(TO DO) Please restate the records that follow exactly, skipping their images.

(Records from a dataset)
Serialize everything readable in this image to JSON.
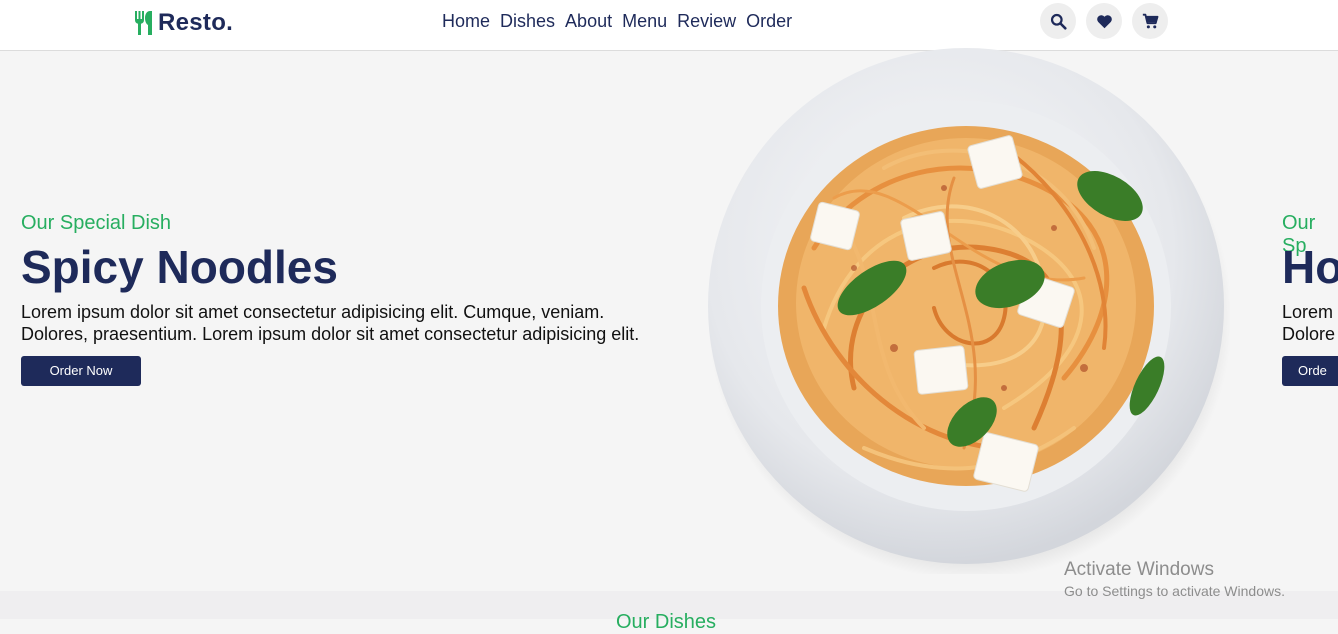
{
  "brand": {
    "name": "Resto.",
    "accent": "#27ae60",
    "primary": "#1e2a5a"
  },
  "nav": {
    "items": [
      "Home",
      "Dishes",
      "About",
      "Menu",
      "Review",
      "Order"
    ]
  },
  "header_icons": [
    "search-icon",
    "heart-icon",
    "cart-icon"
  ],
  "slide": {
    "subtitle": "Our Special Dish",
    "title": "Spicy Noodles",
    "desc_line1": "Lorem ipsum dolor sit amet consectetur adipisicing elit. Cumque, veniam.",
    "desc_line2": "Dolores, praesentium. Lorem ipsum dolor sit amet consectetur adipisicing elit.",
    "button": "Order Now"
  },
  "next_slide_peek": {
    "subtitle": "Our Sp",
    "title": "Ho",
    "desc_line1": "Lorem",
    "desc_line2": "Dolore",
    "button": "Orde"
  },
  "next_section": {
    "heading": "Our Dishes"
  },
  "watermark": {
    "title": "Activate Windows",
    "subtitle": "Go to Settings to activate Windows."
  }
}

(TASK ANSWER)
Serialize everything readable in this image to JSON.
{
  "brand": {
    "name": "Resto.",
    "accent": "#27ae60",
    "primary": "#1e2a5a"
  },
  "nav": {
    "items": [
      "Home",
      "Dishes",
      "About",
      "Menu",
      "Review",
      "Order"
    ]
  },
  "header_icons": [
    "search-icon",
    "heart-icon",
    "cart-icon"
  ],
  "slide": {
    "subtitle": "Our Special Dish",
    "title": "Spicy Noodles",
    "desc_line1": "Lorem ipsum dolor sit amet consectetur adipisicing elit. Cumque, veniam.",
    "desc_line2": "Dolores, praesentium. Lorem ipsum dolor sit amet consectetur adipisicing elit.",
    "button": "Order Now"
  },
  "next_slide_peek": {
    "subtitle": "Our Sp",
    "title": "Ho",
    "desc_line1": "Lorem",
    "desc_line2": "Dolore",
    "button": "Orde"
  },
  "next_section": {
    "heading": "Our Dishes"
  },
  "watermark": {
    "title": "Activate Windows",
    "subtitle": "Go to Settings to activate Windows."
  }
}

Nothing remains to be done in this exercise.